Framer Motion comes built in to all components in Framer, as it already powers all of the no-code animations in Framer. The no-code animations are generally very optimised, and we recommend to start with those. If you want something fully unique, you can leverage the techniques in this guide. Lets start by looking at a couple ways to animate in Framer Motion.

useAnimate()

useAnimate provides a way of using the animate function that is scoped to the elements within your component. It provides a scope ref, and an animate function where every DOM selector is scoped to this ref.

function Component() {
  const [scope, animate] = useAnimate()
  useEffect(() => {
    // This "li" selector will only select children
    // of the element that receives `scope`.
    animate("li", { opacity: 1 })
  })
  
  return <ul ref={scope}>{children}</ul>
}

Import from "framer-motion". useAnimate returns two arguments, a scope ref and an animate function. The scope ref must be passed to either a regular HTML/SVG element or a motion component.

function Component({ children }) {
  const [scope, animate] = useAnimate()
  
  return <ul ref={scope}>{children}</ul>
}

This scoped animate function can now be used in effects and event handlers to animate elements. We can either use the scoped element:

animate(scope.current, { opacity: 1 }, { duration: 1 })

<motion.div />

Most animations will be performed with the motion component and the animate prop. There's a motion component for every HTML and SVG element, for instance motion.div, motion.circle etc.

<motion.div animate={{ x: 100 }} />

When these values change, Framer Motion will automatically generate an animation to the latest values.

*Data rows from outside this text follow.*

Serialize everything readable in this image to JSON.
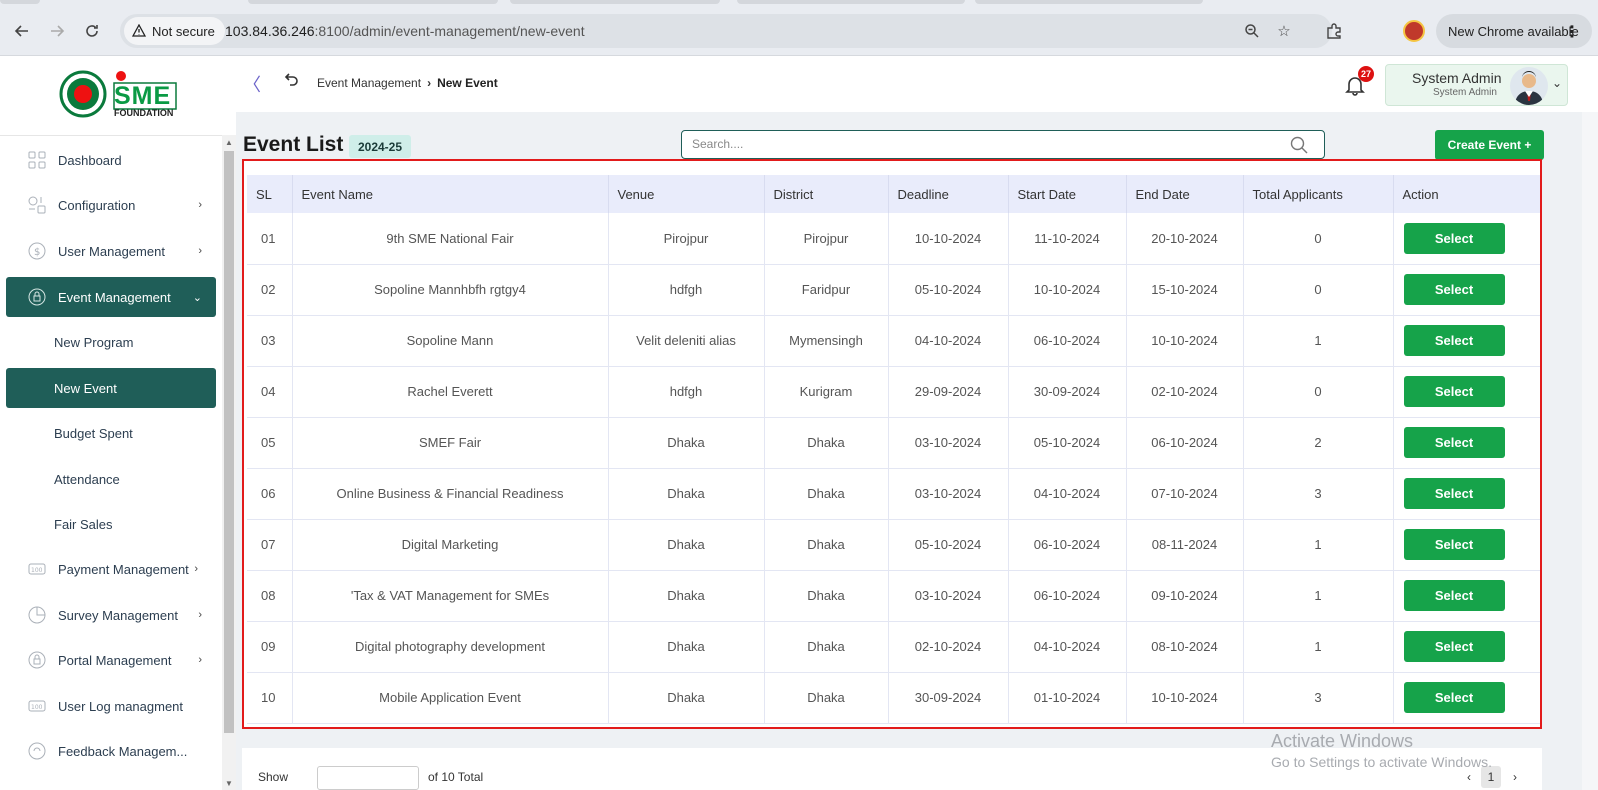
{
  "browser": {
    "security_label": "Not secure",
    "url_host": "103.84.36.246",
    "url_path": ":8100/admin/event-management/new-event",
    "update_label": "New Chrome available"
  },
  "header": {
    "breadcrumb_parent": "Event Management",
    "breadcrumb_separator": "›",
    "breadcrumb_current": "New Event",
    "notification_count": "27",
    "user_name": "System Admin",
    "user_role": "System Admin"
  },
  "logo": {
    "text": "SME",
    "subtext": "FOUNDATION"
  },
  "sidebar": {
    "items": [
      {
        "label": "Dashboard",
        "icon": "grid-icon"
      },
      {
        "label": "Configuration",
        "icon": "config-icon"
      },
      {
        "label": "User Management",
        "icon": "user-icon"
      },
      {
        "label": "Event Management",
        "icon": "lock-icon"
      },
      {
        "label": "Payment Management",
        "icon": "payment-icon"
      },
      {
        "label": "Survey Management",
        "icon": "pie-icon"
      },
      {
        "label": "Portal Management",
        "icon": "lock-icon"
      },
      {
        "label": "User Log managment",
        "icon": "log-icon"
      },
      {
        "label": "Feedback Managem...",
        "icon": "feedback-icon"
      }
    ],
    "subitems": [
      {
        "label": "New Program"
      },
      {
        "label": "New Event"
      },
      {
        "label": "Budget Spent"
      },
      {
        "label": "Attendance"
      },
      {
        "label": "Fair Sales"
      }
    ]
  },
  "main": {
    "title": "Event List",
    "fiscal_year": "2024-25",
    "search_placeholder": "Search....",
    "create_button": "Create Event +",
    "columns": [
      "SL",
      "Event Name",
      "Venue",
      "District",
      "Deadline",
      "Start Date",
      "End Date",
      "Total Applicants",
      "Action"
    ],
    "rows": [
      {
        "sl": "01",
        "name": "9th SME National Fair",
        "venue": "Pirojpur",
        "district": "Pirojpur",
        "deadline": "10-10-2024",
        "start": "11-10-2024",
        "end": "20-10-2024",
        "applicants": "0",
        "action": "Select"
      },
      {
        "sl": "02",
        "name": "Sopoline Mannhbfh rgtgy4",
        "venue": "hdfgh",
        "district": "Faridpur",
        "deadline": "05-10-2024",
        "start": "10-10-2024",
        "end": "15-10-2024",
        "applicants": "0",
        "action": "Select"
      },
      {
        "sl": "03",
        "name": "Sopoline Mann",
        "venue": "Velit deleniti alias",
        "district": "Mymensingh",
        "deadline": "04-10-2024",
        "start": "06-10-2024",
        "end": "10-10-2024",
        "applicants": "1",
        "action": "Select"
      },
      {
        "sl": "04",
        "name": "Rachel Everett",
        "venue": "hdfgh",
        "district": "Kurigram",
        "deadline": "29-09-2024",
        "start": "30-09-2024",
        "end": "02-10-2024",
        "applicants": "0",
        "action": "Select"
      },
      {
        "sl": "05",
        "name": "SMEF Fair",
        "venue": "Dhaka",
        "district": "Dhaka",
        "deadline": "03-10-2024",
        "start": "05-10-2024",
        "end": "06-10-2024",
        "applicants": "2",
        "action": "Select"
      },
      {
        "sl": "06",
        "name": "Online Business & Financial Readiness",
        "venue": "Dhaka",
        "district": "Dhaka",
        "deadline": "03-10-2024",
        "start": "04-10-2024",
        "end": "07-10-2024",
        "applicants": "3",
        "action": "Select"
      },
      {
        "sl": "07",
        "name": "Digital Marketing",
        "venue": "Dhaka",
        "district": "Dhaka",
        "deadline": "05-10-2024",
        "start": "06-10-2024",
        "end": "08-11-2024",
        "applicants": "1",
        "action": "Select"
      },
      {
        "sl": "08",
        "name": "'Tax & VAT Management for SMEs",
        "venue": "Dhaka",
        "district": "Dhaka",
        "deadline": "03-10-2024",
        "start": "06-10-2024",
        "end": "09-10-2024",
        "applicants": "1",
        "action": "Select"
      },
      {
        "sl": "09",
        "name": "Digital photography development",
        "venue": "Dhaka",
        "district": "Dhaka",
        "deadline": "02-10-2024",
        "start": "04-10-2024",
        "end": "08-10-2024",
        "applicants": "1",
        "action": "Select"
      },
      {
        "sl": "10",
        "name": "Mobile Application Event",
        "venue": "Dhaka",
        "district": "Dhaka",
        "deadline": "30-09-2024",
        "start": "01-10-2024",
        "end": "10-10-2024",
        "applicants": "3",
        "action": "Select"
      }
    ]
  },
  "footer": {
    "show_label": "Show ",
    "total_label": "of 10 Total",
    "current_page": "1"
  },
  "watermark": {
    "line1": "Activate Windows",
    "line2": "Go to Settings to activate Windows."
  },
  "colors": {
    "accent_green": "#16a34a",
    "sidebar_active": "#1f5e58",
    "highlight_border": "#e21b1b"
  }
}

This animation will feel great by default, but it can be configured with the flexible transition prop.